The mixed-use Fig Project, which calls for the demolition of nearly half of the Flower Drive California Register Historic District, is advancing through the development approval process following the release of the Final environmental impact report in October 2018. The project is being developed by Ventus Group (formerly Spectrum Group Real Estate).
The Conservancy spoke at the Advisory Agency meeting for the project on December 5. The City Planning Commission will review the project next on January 10, to consider the Vesting Zone Change and other entitlements.
The project proposes the construction of four structures: a hotel component, a student housing component, a mixed-income housing component, and a parking structure. The 4.4 acre project site, located on the 3900 block of Flower Drive, contains eight of the historic district’s nineteen fourplexes. These eight fourplexes occupy roughly one-third of the project site, with surface parking covering the remaining two thirds.
The Conservancy, along with local advocates including West Adams Heritage Association, have been actively participating in the environmental review for the project and advocating for a win-win solution that retains the historic buildings as part of the project since the Notice of Preparation and Initial Study were released in July 2016.
The first phase of the Fig Project’s environmental review, the Notice of Preparation and Initial Study, was released in July 2016. The project originally proposed a 21-story hotel as one of the components, while calling for the complete removal of all the historic fourplexes in the project area, which is nearly half of the Flower Drive California Register Historic District.
The developer and project team reached out to advocates and held early meetings in 2017 to get community input and discuss possible preservation alternatives for inclusion in the draft environmental impact report (EIR). Given that two thirds of the project site is surface parking and the remaining third contains eight structures that are part of the historic district, one of the potential alternatives suggested by advocates was the need for a preservation alternative that could retain the historic structures through a reorganized site plan of the proposed components.
However, when the draft environmental impact report was released in October 2017, the 21-story hotel tower had been scaled down to seven stories and no alternative pairing high density new construction with the retention of the historic fourplexes on the site was evaluated for consideration.
The full preservation alternative, which was identified as the environmentally superior alternative, contained low-scale new construction and was deemed infeasible for not meeting some of the projective objectives or quantities of units envisioned by the proposed project.
The location of the project also falls within the jurisdiction of the Exposition Park/University Park Redevelopment Plan and Southeast Los Angeles Community Plan areas, which both provide goals that encourage the protection and reuse of historic properties.

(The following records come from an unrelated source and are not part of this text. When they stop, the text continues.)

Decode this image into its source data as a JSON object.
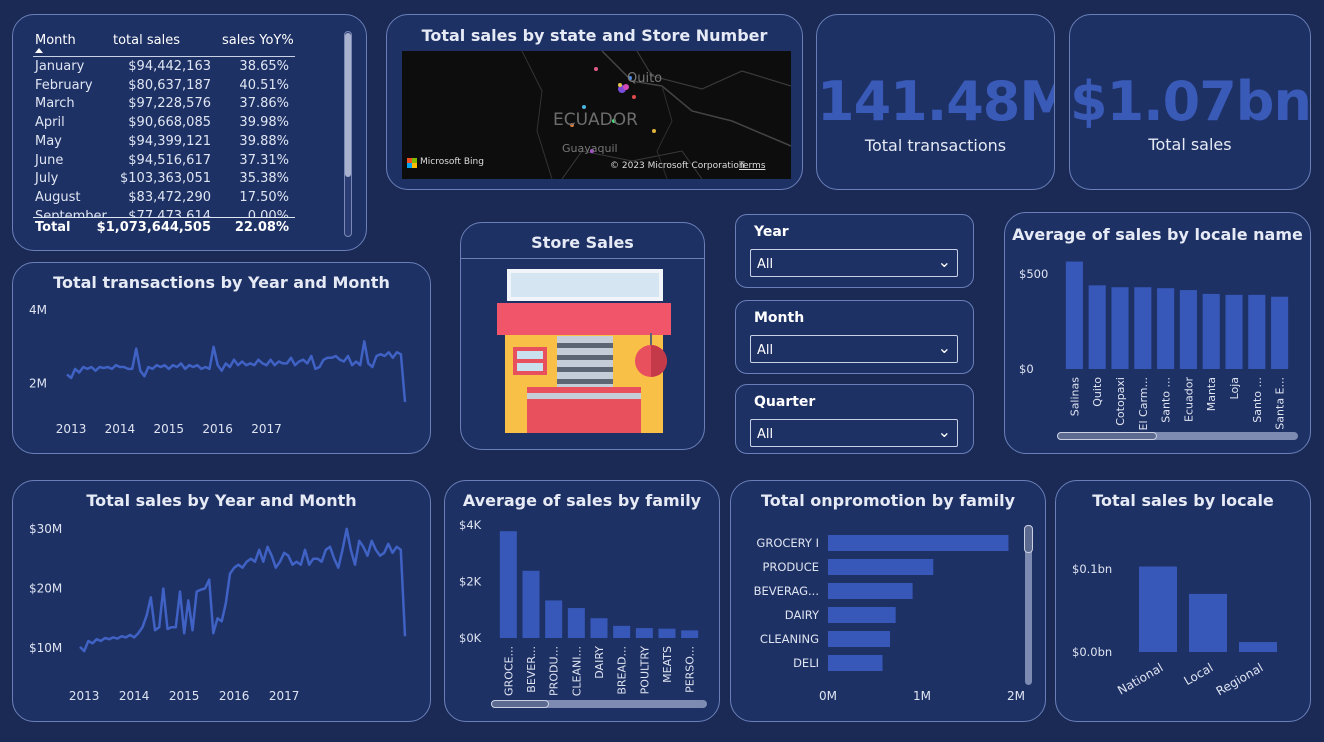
{
  "table": {
    "headers": [
      "Month",
      "total sales",
      "sales YoY%"
    ],
    "rows": [
      [
        "January",
        "$94,442,163",
        "38.65%"
      ],
      [
        "February",
        "$80,637,187",
        "40.51%"
      ],
      [
        "March",
        "$97,228,576",
        "37.86%"
      ],
      [
        "April",
        "$90,668,085",
        "39.98%"
      ],
      [
        "May",
        "$94,399,121",
        "39.88%"
      ],
      [
        "June",
        "$94,516,617",
        "37.31%"
      ],
      [
        "July",
        "$103,363,051",
        "35.38%"
      ],
      [
        "August",
        "$83,472,290",
        "17.50%"
      ],
      [
        "September",
        "$77,473,614",
        "0.00%"
      ]
    ],
    "total": [
      "Total",
      "$1,073,644,505",
      "22.08%"
    ]
  },
  "map": {
    "title": "Total sales by state and Store Number",
    "labels": {
      "country": "ECUADOR",
      "city1": "Quito",
      "city2": "Guayaquil"
    },
    "attribution": "© 2023 Microsoft Corporation",
    "terms": "Terms",
    "brand": "Microsoft Bing"
  },
  "kpi1": {
    "value": "141.48M",
    "label": "Total transactions"
  },
  "kpi2": {
    "value": "$1.07bn",
    "label": "Total sales"
  },
  "store": {
    "title": "Store Sales"
  },
  "slicers": [
    {
      "label": "Year",
      "value": "All"
    },
    {
      "label": "Month",
      "value": "All"
    },
    {
      "label": "Quarter",
      "value": "All"
    }
  ],
  "chart_data": [
    {
      "id": "trans_ym",
      "type": "line",
      "title": "Total transactions by Year and Month",
      "x_ticks": [
        "2013",
        "2014",
        "2015",
        "2016",
        "2017"
      ],
      "y_ticks": [
        "2M",
        "4M"
      ],
      "ylim": [
        1.2,
        4.3
      ],
      "values": [
        2.25,
        2.15,
        2.4,
        2.3,
        2.45,
        2.4,
        2.45,
        2.35,
        2.45,
        2.42,
        2.45,
        2.4,
        2.5,
        2.45,
        2.45,
        2.4,
        2.4,
        2.95,
        2.35,
        2.2,
        2.45,
        2.4,
        2.5,
        2.45,
        2.5,
        2.4,
        2.5,
        2.45,
        2.55,
        2.4,
        2.5,
        2.45,
        2.5,
        2.4,
        2.45,
        2.4,
        3.0,
        2.5,
        2.35,
        2.55,
        2.45,
        2.65,
        2.5,
        2.6,
        2.5,
        2.55,
        2.5,
        2.65,
        2.55,
        2.5,
        2.65,
        2.5,
        2.6,
        2.55,
        2.55,
        2.7,
        2.5,
        2.6,
        2.65,
        2.55,
        2.75,
        2.4,
        2.45,
        2.65,
        2.7,
        2.7,
        2.75,
        2.65,
        2.6,
        2.75,
        2.5,
        2.6,
        2.5,
        3.15,
        2.55,
        2.45,
        2.75,
        2.8,
        2.75,
        2.85,
        2.7,
        2.85,
        2.8,
        1.5
      ]
    },
    {
      "id": "sales_ym",
      "type": "line",
      "title": "Total sales by Year and Month",
      "x_ticks": [
        "2013",
        "2014",
        "2015",
        "2016",
        "2017"
      ],
      "y_ticks": [
        "$10M",
        "$20M",
        "$30M"
      ],
      "ylim": [
        7.5,
        32
      ],
      "values": [
        10.2,
        9.5,
        11.2,
        10.8,
        11.5,
        11.2,
        11.7,
        11.5,
        11.8,
        11.6,
        12.0,
        11.8,
        12.2,
        11.8,
        12.5,
        13.5,
        15.5,
        18.5,
        13.0,
        13.5,
        20.0,
        13.2,
        13.5,
        13.5,
        19.5,
        12.5,
        18.0,
        13.0,
        19.5,
        19.8,
        20.0,
        21.5,
        12.5,
        15.0,
        14.5,
        17.5,
        22.5,
        23.5,
        24.0,
        23.5,
        24.5,
        25.0,
        24.5,
        26.5,
        24.5,
        27.0,
        25.5,
        23.5,
        24.5,
        26.0,
        25.5,
        24.0,
        24.5,
        24.0,
        26.5,
        24.0,
        25.0,
        25.0,
        24.5,
        26.5,
        27.0,
        25.0,
        23.5,
        26.5,
        30.0,
        26.5,
        24.0,
        28.0,
        27.0,
        25.5,
        28.0,
        26.5,
        25.5,
        26.0,
        27.5,
        26.0,
        27.0,
        26.5,
        12.0
      ]
    },
    {
      "id": "avg_locale",
      "type": "bar",
      "title": "Average of sales by locale name",
      "categories": [
        "Salinas",
        "Quito",
        "Cotopaxi",
        "El Carm...",
        "Santo ...",
        "Ecuador",
        "Manta",
        "Loja",
        "Santo ...",
        "Santa E..."
      ],
      "values": [
        565,
        440,
        430,
        430,
        425,
        415,
        395,
        390,
        390,
        380
      ],
      "y_ticks": [
        "$0",
        "$500"
      ],
      "ylim": [
        0,
        610
      ]
    },
    {
      "id": "avg_family",
      "type": "bar",
      "title": "Average of sales by family",
      "categories": [
        "GROCE...",
        "BEVER...",
        "PRODU...",
        "CLEANI...",
        "DAIRY",
        "BREAD...",
        "POULTRY",
        "MEATS",
        "PERSO..."
      ],
      "values": [
        3780,
        2380,
        1330,
        1060,
        700,
        430,
        350,
        330,
        270
      ],
      "y_ticks": [
        "$0K",
        "$2K",
        "$4K"
      ],
      "ylim": [
        0,
        4000
      ]
    },
    {
      "id": "promo_family",
      "type": "bar",
      "title": "Total onpromotion by family",
      "orientation": "horizontal",
      "categories": [
        "GROCERY I",
        "PRODUCE",
        "BEVERAG...",
        "DAIRY",
        "CLEANING",
        "DELI"
      ],
      "values": [
        1.92,
        1.12,
        0.9,
        0.72,
        0.66,
        0.58
      ],
      "x_ticks": [
        "0M",
        "1M",
        "2M"
      ],
      "xlim": [
        0,
        2
      ]
    },
    {
      "id": "sales_locale",
      "type": "bar",
      "title": "Total sales by locale",
      "categories": [
        "National",
        "Local",
        "Regional"
      ],
      "values": [
        0.103,
        0.07,
        0.012
      ],
      "y_ticks": [
        "$0.0bn",
        "$0.1bn"
      ],
      "ylim": [
        0,
        0.1
      ]
    }
  ]
}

Yet the EIR concluded that the project was still in compliance with these plans despite calling for the complete demolition of the historic structures, as it met numerous other goals outlined in them.
A further concern among the community has been the loss of affordable housing units in these historic structures and the displacement that will bring to a tight-knit community of residents in these Flower Drive fourplexes that has evolved over the past several decades.
• With the Fig Project located in both the Exposition Park/University Park Redevelopment Plan and Southeast Los Angeles Community Plan areas, which both provide goals that encourage the protection and reuse of historic properties, we are disappointed that a greater priority has not been placed on retaining and adapting the historic buildings of the Flower Drive California Register Historic District.
• The Conservancy has previously commented on both the project’s NOP and Draft EIR and has consistently raised concerns about this project, which calls for the demolition of nearly half of the Historic District.
• Despite our pressing for meaningful consideration of potentially feasible preservation alternatives to demolition, we believe the EIR has not adequately addressed this fundamental concern and requirement of CEQA.
• We disagree that Alternative 2 is considered to be infeasible because it fails to achieve two projects objectives. Even with these uses deleted, Alternative 2 is able to meet the majority of the seven project objectives.
• We are also disappointed that a higher density alternative that may have been able to reduce impacts and meet additional project objectives was prematurely dismissed from consideration in the EIR, when elsewhere the EIR states that the City supports redevelopment of the Project Site with high density uses and has utilized various planning tools to maximize developable area on the site.
• The Conservancy, along with local neighborhood advocates, believes a win-win opportunity combining new construction with the adaptive reuse of the historic structures on the site could easily have been achieved. We do not support the project as proposed.